### What needs to be done
A faithful copy of all the data is the goal; omit the pictures.

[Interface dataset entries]
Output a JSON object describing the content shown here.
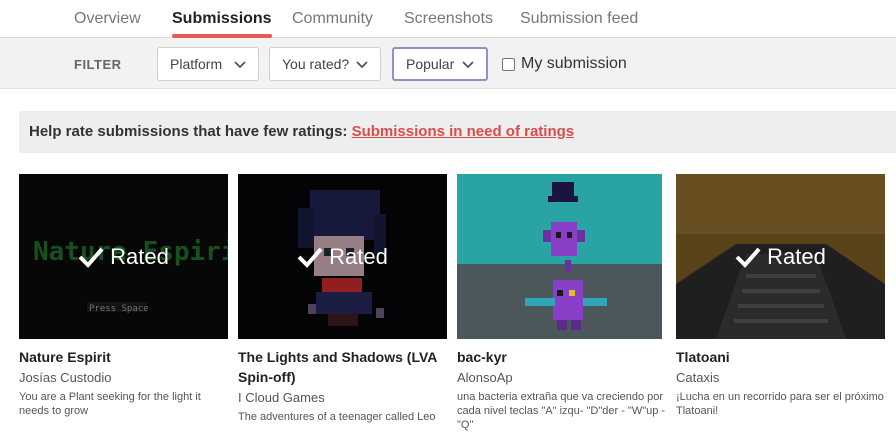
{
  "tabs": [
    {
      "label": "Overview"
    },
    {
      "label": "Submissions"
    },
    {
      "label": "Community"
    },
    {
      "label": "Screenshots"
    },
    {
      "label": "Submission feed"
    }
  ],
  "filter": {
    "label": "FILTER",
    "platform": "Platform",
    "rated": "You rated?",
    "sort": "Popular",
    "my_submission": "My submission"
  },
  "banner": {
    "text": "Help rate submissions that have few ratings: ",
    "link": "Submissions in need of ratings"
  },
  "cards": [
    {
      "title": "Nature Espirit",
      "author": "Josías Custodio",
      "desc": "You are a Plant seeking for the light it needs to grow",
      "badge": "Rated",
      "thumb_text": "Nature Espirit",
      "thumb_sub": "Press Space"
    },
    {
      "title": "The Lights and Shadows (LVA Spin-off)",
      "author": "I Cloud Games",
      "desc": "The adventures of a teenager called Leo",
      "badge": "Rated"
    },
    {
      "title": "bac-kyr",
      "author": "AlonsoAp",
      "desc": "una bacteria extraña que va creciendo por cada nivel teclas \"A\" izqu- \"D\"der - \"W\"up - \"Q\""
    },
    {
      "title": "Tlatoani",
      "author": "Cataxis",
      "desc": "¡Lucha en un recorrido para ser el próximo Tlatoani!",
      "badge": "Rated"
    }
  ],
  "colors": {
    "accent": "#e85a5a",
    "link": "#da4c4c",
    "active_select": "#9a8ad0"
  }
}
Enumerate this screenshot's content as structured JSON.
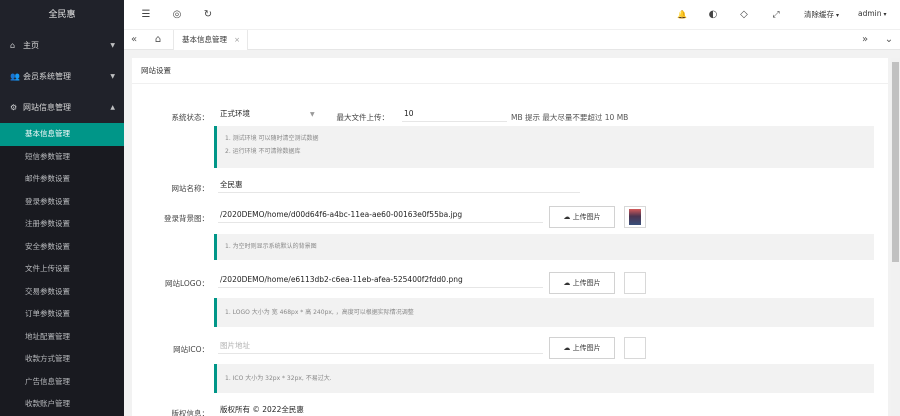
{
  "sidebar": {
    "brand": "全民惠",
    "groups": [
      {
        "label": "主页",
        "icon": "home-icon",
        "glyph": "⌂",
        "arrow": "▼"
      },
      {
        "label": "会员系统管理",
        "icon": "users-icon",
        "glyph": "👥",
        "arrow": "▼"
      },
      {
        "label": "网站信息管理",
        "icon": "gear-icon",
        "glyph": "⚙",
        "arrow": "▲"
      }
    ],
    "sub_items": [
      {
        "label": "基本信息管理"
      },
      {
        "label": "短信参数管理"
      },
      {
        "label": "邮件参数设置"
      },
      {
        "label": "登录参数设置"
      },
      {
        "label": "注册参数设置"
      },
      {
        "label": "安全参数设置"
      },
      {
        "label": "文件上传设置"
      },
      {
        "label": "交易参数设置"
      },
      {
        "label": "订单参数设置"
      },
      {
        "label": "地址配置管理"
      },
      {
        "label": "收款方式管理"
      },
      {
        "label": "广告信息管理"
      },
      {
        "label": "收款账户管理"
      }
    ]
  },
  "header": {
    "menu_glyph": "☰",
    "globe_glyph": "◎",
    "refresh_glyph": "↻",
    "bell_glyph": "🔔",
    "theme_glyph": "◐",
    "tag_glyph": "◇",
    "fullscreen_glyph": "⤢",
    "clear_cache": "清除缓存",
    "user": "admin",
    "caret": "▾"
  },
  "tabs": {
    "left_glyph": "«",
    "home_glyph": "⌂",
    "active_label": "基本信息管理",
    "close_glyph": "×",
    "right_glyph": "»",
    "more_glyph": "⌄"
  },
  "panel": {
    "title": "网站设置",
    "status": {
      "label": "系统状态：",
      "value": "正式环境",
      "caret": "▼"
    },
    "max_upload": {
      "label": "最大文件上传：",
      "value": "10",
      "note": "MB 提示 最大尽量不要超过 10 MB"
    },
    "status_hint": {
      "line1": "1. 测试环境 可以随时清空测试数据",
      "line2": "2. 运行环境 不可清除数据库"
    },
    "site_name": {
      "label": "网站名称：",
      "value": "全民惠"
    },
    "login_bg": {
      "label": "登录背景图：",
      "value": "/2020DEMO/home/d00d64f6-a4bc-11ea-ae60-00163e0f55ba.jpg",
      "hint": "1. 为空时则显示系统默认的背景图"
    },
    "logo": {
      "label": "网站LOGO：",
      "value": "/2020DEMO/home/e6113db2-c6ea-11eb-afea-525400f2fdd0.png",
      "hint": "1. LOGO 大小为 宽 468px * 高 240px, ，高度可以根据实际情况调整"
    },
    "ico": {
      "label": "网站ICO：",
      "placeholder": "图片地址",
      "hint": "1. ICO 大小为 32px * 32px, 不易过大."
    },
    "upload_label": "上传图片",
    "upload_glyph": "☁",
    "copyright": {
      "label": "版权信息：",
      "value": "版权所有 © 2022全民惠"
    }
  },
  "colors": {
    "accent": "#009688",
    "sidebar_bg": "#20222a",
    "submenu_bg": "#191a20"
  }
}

### Result
Output a JSON object describing the content shown here.
{
  "tabs": [
    {
      "label": "Overview"
    },
    {
      "label": "Submissions"
    },
    {
      "label": "Community"
    },
    {
      "label": "Screenshots"
    },
    {
      "label": "Submission feed"
    }
  ],
  "filter": {
    "label": "FILTER",
    "platform": "Platform",
    "rated": "You rated?",
    "sort": "Popular",
    "my_submission": "My submission"
  },
  "banner": {
    "text": "Help rate submissions that have few ratings: ",
    "link": "Submissions in need of ratings"
  },
  "cards": [
    {
      "title": "Nature Espirit",
      "author": "Josías Custodio",
      "desc": "You are a Plant seeking for the light it needs to grow",
      "badge": "Rated",
      "thumb_text": "Nature Espirit",
      "thumb_sub": "Press Space"
    },
    {
      "title": "The Lights and Shadows (LVA Spin-off)",
      "author": "I Cloud Games",
      "desc": "The adventures of a teenager called Leo",
      "badge": "Rated"
    },
    {
      "title": "bac-kyr",
      "author": "AlonsoAp",
      "desc": "una bacteria extraña que va creciendo por cada nivel teclas \"A\" izqu- \"D\"der - \"W\"up - \"Q\""
    },
    {
      "title": "Tlatoani",
      "author": "Cataxis",
      "desc": "¡Lucha en un recorrido para ser el próximo Tlatoani!",
      "badge": "Rated"
    }
  ],
  "colors": {
    "accent": "#e85a5a",
    "link": "#da4c4c",
    "active_select": "#9a8ad0"
  }
}
Enumerate this screenshot's content as structured JSON.
{
  "sidebar": {
    "brand": "全民惠",
    "groups": [
      {
        "label": "主页",
        "icon": "home-icon",
        "glyph": "⌂",
        "arrow": "▼"
      },
      {
        "label": "会员系统管理",
        "icon": "users-icon",
        "glyph": "👥",
        "arrow": "▼"
      },
      {
        "label": "网站信息管理",
        "icon": "gear-icon",
        "glyph": "⚙",
        "arrow": "▲"
      }
    ],
    "sub_items": [
      {
        "label": "基本信息管理"
      },
      {
        "label": "短信参数管理"
      },
      {
        "label": "邮件参数设置"
      },
      {
        "label": "登录参数设置"
      },
      {
        "label": "注册参数设置"
      },
      {
        "label": "安全参数设置"
      },
      {
        "label": "文件上传设置"
      },
      {
        "label": "交易参数设置"
      },
      {
        "label": "订单参数设置"
      },
      {
        "label": "地址配置管理"
      },
      {
        "label": "收款方式管理"
      },
      {
        "label": "广告信息管理"
      },
      {
        "label": "收款账户管理"
      }
    ]
  },
  "header": {
    "menu_glyph": "☰",
    "globe_glyph": "◎",
    "refresh_glyph": "↻",
    "bell_glyph": "🔔",
    "theme_glyph": "◐",
    "tag_glyph": "◇",
    "fullscreen_glyph": "⤢",
    "clear_cache": "清除缓存",
    "user": "admin",
    "caret": "▾"
  },
  "tabs": {
    "left_glyph": "«",
    "home_glyph": "⌂",
    "active_label": "基本信息管理",
    "close_glyph": "×",
    "right_glyph": "»",
    "more_glyph": "⌄"
  },
  "panel": {
    "title": "网站设置",
    "status": {
      "label": "系统状态：",
      "value": "正式环境",
      "caret": "▼"
    },
    "max_upload": {
      "label": "最大文件上传：",
      "value": "10",
      "note": "MB 提示 最大尽量不要超过 10 MB"
    },
    "status_hint": {
      "line1": "1. 测试环境 可以随时清空测试数据",
      "line2": "2. 运行环境 不可清除数据库"
    },
    "site_name": {
      "label": "网站名称：",
      "value": "全民惠"
    },
    "login_bg": {
      "label": "登录背景图：",
      "value": "/2020DEMO/home/d00d64f6-a4bc-11ea-ae60-00163e0f55ba.jpg",
      "hint": "1. 为空时则显示系统默认的背景图"
    },
    "logo": {
      "label": "网站LOGO：",
      "value": "/2020DEMO/home/e6113db2-c6ea-11eb-afea-525400f2fdd0.png",
      "hint": "1. LOGO 大小为 宽 468px * 高 240px, ，高度可以根据实际情况调整"
    },
    "ico": {
      "label": "网站ICO：",
      "placeholder": "图片地址",
      "hint": "1. ICO 大小为 32px * 32px, 不易过大."
    },
    "upload_label": "上传图片",
    "upload_glyph": "☁",
    "copyright": {
      "label": "版权信息：",
      "value": "版权所有 © 2022全民惠"
    }
  },
  "colors": {
    "accent": "#009688",
    "sidebar_bg": "#20222a",
    "submenu_bg": "#191a20"
  }
}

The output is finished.